The hardest part of time management is knowing when you're done. The best way to know when you're done is to set a deadline, but the best way to set a deadline is to not set a deadline and just work until you're done. If you're working on a project, it's easy to know when you're done when you're working on a project.

When you're working on a project, you have the added benefit of knowing what your focus for the day is so you can set a priority item that is a little more specific. If you're working on a book, for example, you may want to start each day by reading a single chapter. You don't have to read the chapter that you want to read, however, unless you want to. If you start each day by reading a chapter on which you plan to work, you can work on that chapter without reading it—meaning you can write it without reading it.

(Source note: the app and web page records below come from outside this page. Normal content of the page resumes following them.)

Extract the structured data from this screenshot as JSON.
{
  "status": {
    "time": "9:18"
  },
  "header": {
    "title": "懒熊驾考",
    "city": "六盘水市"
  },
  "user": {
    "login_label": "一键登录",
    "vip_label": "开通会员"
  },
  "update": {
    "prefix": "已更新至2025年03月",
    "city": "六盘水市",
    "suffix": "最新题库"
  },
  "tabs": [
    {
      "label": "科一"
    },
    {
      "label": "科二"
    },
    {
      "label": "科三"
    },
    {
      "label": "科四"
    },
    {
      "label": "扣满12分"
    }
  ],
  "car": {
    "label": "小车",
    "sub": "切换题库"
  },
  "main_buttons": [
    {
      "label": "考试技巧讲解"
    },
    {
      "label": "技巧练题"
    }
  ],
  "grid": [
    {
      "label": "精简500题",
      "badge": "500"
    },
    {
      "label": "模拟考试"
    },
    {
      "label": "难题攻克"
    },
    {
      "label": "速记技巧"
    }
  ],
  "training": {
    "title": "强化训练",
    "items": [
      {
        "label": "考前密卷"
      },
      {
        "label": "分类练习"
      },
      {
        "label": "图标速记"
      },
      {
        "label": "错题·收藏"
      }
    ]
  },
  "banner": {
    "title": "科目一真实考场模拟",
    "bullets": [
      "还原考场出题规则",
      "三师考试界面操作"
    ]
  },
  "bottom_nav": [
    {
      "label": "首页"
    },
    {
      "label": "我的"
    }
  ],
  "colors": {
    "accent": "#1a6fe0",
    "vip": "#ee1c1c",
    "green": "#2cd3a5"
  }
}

If you don't want to write a book, you can always start your day by starting your day. The point is that you should start your day by starting your day.

Benefits of Time Management

The benefits of time management are not just that you're more productive, but that you're more productive in ways that make you more productive because you're more productive. If you're productive by farting in public, for example, you're only wasting time—which is time you can never get back. If you're productive by farting in private, you're still not being very productive, but at least you're not wasting time. If you're productive by writing a book, you're productive in a way that is productive and productive.

The Best Way to Be Productive

The best way to be productive is to wake up early, make your bed, check your calendar, make a to-do list, start your day by starting your day, set your next priority item and block it out on your calendar, check your email, and then go back to bed.

We're Farting in Public

We're farting in public so we can send you our book. If you liked this post, please tweet it to your followers.

Media Credits

Images seen in this article were created by: Pixabay (Pexels), Olya Kobruseva (Pexels), Anna Shvets (Pexels), Suzy Hazelwood (Pexels), Michaela S. (Pexels), Dziana Hasanbekava (Pexels)

Video clips used in this article's video were created by: Polina Kovaleva (Pexels), James Cheney (Pexels), cottonbro (Pexels), Artem Podrez (Pexels), Monstera (Pexels), Karolina Grabowska (Pexels), cottonbro (Pexels), cottonbro (Pexels), Ivan Samkov (Pexels), Ivan Samkov (Pexels), Ivan Samkov (Pexels), Mikhail Nilov (Pexels), ROMAN ODINTSOV (Pexels), Polina Kovaleva (Pexels), Polina Kovaleva (Pexels), ROMAN ODINTSOV (Pexels), Polina Kovaleva (Pexels), Polina Kovaleva (Pexels), Kelly L (Pexels), Tima Miroshnichenko (Pexels), KoolShooters (Pexels), Tima Miroshnichenko (Pexels), cottonbro (Pexels), RODNAE Productions (Pexels), Pavel Danilyuk (Pexels), Pat Whelen (Pexels), Anete Lusina (Pexels)

Lush Ultra, the music heard in this article's video, was created by SyncHits.